Anyone who has ever gone to sea in a sailboat knows what it’s like to be “becalmed.” The wind that propels the boat forward and gives it purpose suddenly drops away leaving it and all aboard floating around like a fishing bobber that’s somehow broken its tether, completely at the mercy of current and tide. “A painted ship on a painted sea…”
And so on day 28 of “The Adventures of Mutt and Jeff,” we continue our daily vigil, sitting in our van/blind watching the two young protagonists pretty much do what they did yesterday and the day before and the day before that, as if caught in some kind of time warp. The windshield has become a TV screen with the channel locked on a test pattern as the world of the chicks explodes with all the drama and excitement of drying paint. In fact, it is all we can do to suppress our involuntary squeals of excitement as the chicks traverse the windshield from one splattered bug to another. Gripping Drama! And it takes more than a little bird expertise to discern where today’s episode ends and tomorrow’s rerun begins. Could it be the fates have secretly placed us unwittingly in syndication?
The set of our little “Truman Show” is a very large corn field already nuked by combine and disc. At bird height, this harvested field is vast and no doubt stretches from horizon to horizon, bordered to the north by cranberry bogs and wetlands. Most of the waste corn has already been consumed by the large numbers of sandhill cranes, ducks and geese that moved on two or three weeks ago. And of the four adult crane pairs that earlier frequented this field, only 24 & 42-09 still show up though not every day and not for the last four days. The temperatures have been much warmer than normal and higher than average rainfall has protected the neighboring corn fields from harvest.
Meanwhile, Mutt and Jeff wonder about, exploring their new world with the innocence and wonder of infant aliens. Foraging occupies most of their waking hours and their beaks lead them on their daily journeys across and around the field. Fortunately for us, their tawny brown plumage of adolescence is giving way to inevitable adult white, making them as easily visible as chalk on a black board against the dark, disc’ed soil. Their every move is easily observed even hundreds of yards away.

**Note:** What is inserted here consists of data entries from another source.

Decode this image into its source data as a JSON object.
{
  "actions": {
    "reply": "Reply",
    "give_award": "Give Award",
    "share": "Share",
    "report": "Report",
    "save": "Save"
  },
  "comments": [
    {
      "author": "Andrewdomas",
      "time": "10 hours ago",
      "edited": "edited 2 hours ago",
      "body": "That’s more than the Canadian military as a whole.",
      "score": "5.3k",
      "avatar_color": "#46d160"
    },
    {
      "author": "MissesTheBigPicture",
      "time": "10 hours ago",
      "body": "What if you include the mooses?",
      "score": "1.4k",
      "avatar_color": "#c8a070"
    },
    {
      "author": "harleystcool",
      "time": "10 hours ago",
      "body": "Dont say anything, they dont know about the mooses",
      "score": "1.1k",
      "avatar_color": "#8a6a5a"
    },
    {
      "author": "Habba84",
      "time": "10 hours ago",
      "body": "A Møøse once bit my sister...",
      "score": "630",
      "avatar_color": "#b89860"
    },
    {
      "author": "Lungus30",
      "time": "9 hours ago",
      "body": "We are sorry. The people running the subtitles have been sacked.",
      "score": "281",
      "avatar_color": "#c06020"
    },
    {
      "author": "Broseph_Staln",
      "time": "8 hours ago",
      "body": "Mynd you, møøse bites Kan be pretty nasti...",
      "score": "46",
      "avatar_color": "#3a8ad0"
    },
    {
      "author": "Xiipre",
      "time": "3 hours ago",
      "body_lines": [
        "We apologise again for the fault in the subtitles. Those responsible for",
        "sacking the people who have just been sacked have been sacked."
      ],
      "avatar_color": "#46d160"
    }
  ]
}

Mutt, #29-16, is older than Jeff, #39-16 and therefore much whiter and the first to catch the eye. In fact, of the nine Patuxent parent reared chicks, Mutt is the oldest and Jeff is the youngest. Big brother and little brother. Little sister, #34-16, was predated two weeks ago, having met the same sad fate as 32 & 37-16 released in Outagamie and Juneau Counties respectively. And in this case, Big Brother really does seem to know best. Mutt leads and Jeff follows. Mutt is far more alert and wary than Jeff. More independent and… macho.
Visiting Sandhill’s quickly learn just how sharp his beak can be and quickly learn to move aside at his advance as hundreds of Canada geese look on with indifference. It is Mutt that stands transfixed with a Charles Manson-like gaze at select intrusions while goose hunters and their guns’ loud reports are not even worthy of his glance. Nor are low flying military jet aircraft. And the threats that suddenly flush clouds of nearby geese and Sandhill’s into the morning sky do not phase either of them. They simply adhere to the mantra that innocence is bliss.

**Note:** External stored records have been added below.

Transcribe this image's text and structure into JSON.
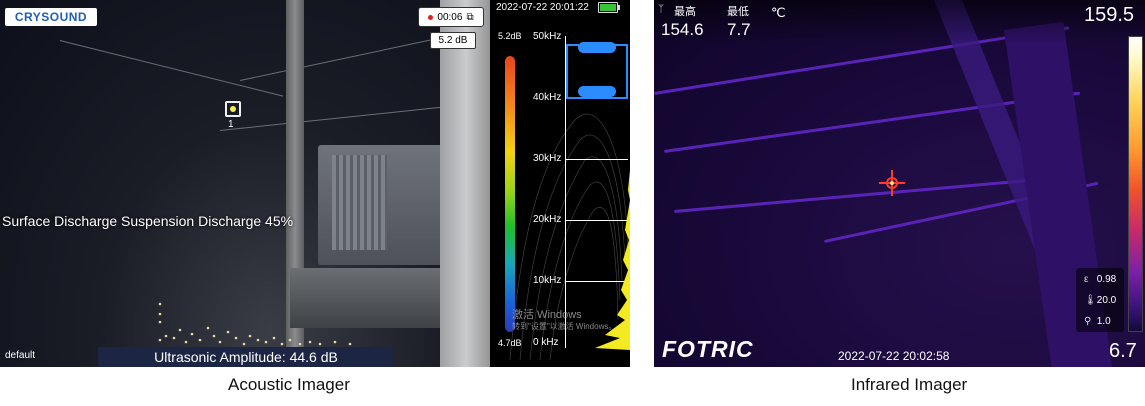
{
  "acoustic_panel": {
    "brand_logo": "CRYSOUND",
    "record_time": "00:06",
    "level_box": "5.2 dB",
    "datetime": "2022-07-22 20:01:22",
    "target_number": "1",
    "diagnosis_text": "Surface Discharge Suspension Discharge 45%",
    "profile": "default",
    "amplitude_text": "Ultrasonic Amplitude: 44.6 dB",
    "colorbar": {
      "max": "5.2dB",
      "min": "4.7dB"
    },
    "frequency_axis": [
      "50kHz",
      "40kHz",
      "30kHz",
      "20kHz",
      "10kHz",
      "0  kHz"
    ],
    "watermark_line1": "激活 Windows",
    "watermark_line2": "转到\"设置\"以激活 Windows。",
    "caption": "Acoustic Imager"
  },
  "infrared_panel": {
    "label_max": "最高",
    "label_min": "最低",
    "value_max": "154.6",
    "value_min": "7.7",
    "unit": "℃",
    "scale_max": "159.5",
    "scale_min": "6.7",
    "params": [
      {
        "icon": "ε",
        "value": "0.98"
      },
      {
        "icon": "🌡",
        "value": "20.0"
      },
      {
        "icon": "⚲",
        "value": "1.0"
      }
    ],
    "brand_logo": "FOTRIC",
    "datetime": "2022-07-22 20:02:58",
    "caption": "Infrared Imager"
  }
}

Unfortunately, the situation holds no bliss for us… especially when we arrive every morning well before daylight to find our little pair roosting in this ag. field, completely exposed and doing their best imitation of coyote bait. They must have slept through that most important of all classes, “Water Roosting Made Easy for Dummies.” And with ideal wetland roosting opportunities only a hundred and fifty yards away, it makes us more than a little crazy that they don’t use it. In fact, each morning when we arrive, we are absolutely amazed that they have made it through yet another night. The local coyotes must be unionized and out on strike. Or perhaps God really does protect drunks and little children… and young whoopers. One can hope.

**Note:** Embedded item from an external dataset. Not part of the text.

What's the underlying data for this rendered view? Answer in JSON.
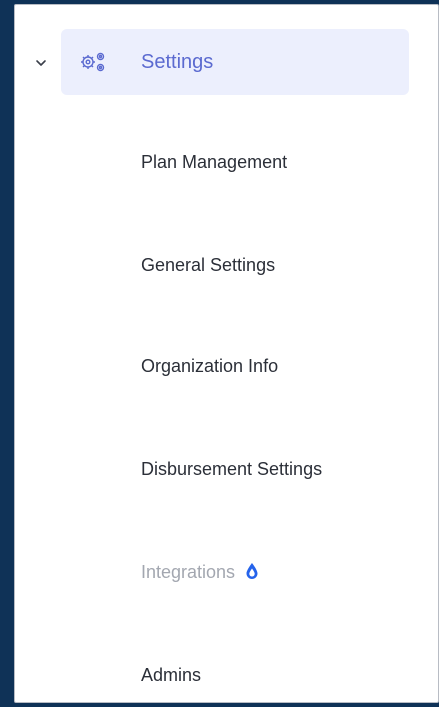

But the situation is not without hope. Both Mutt and Jeff are becoming better and better fliers. When first released, their attempts at flight were comical. They would periodically leap skyward as if by accident, their wings clawing the air for the first time as they did their finest imitation of a pair of spastic spiders that had accidentally fallen into a swimming pool. But in the days that followed, little by little they improved as their short flights in ground effect built their confidence and ability. “So this is what these wings are for”! you could almost hear them exclaim. Slowly but surely they have added to their “Frequent Flier Miles.” In fact, yesterday morning, they flew more than two miles and back. It wasn’t exactly an Atlantic crossing, but it was progress.
As far as “Adoption” by adult whoopers goes, I’ll save this subject for my next update. Suffice it to say no luck yet. But we take solace in the fact that of the 11 chicks released, of which 8 are still alive, only one chick has possibly been “adopted” by adult whoopers so far. But we haven’t given up hope.
And so our fingers, toes and all other available appendages remain crossed as we continue to squeeze every bit of luck out of the universe with the hope that Mutt and Jeff will eventually “get it” and take their place as worthy and competent citizens of the natural world. Just how this will happen is very much up in the air, but whatever happens, we will be here to report and document it. Stay tuned.
Now, will somebody please turn on the fan!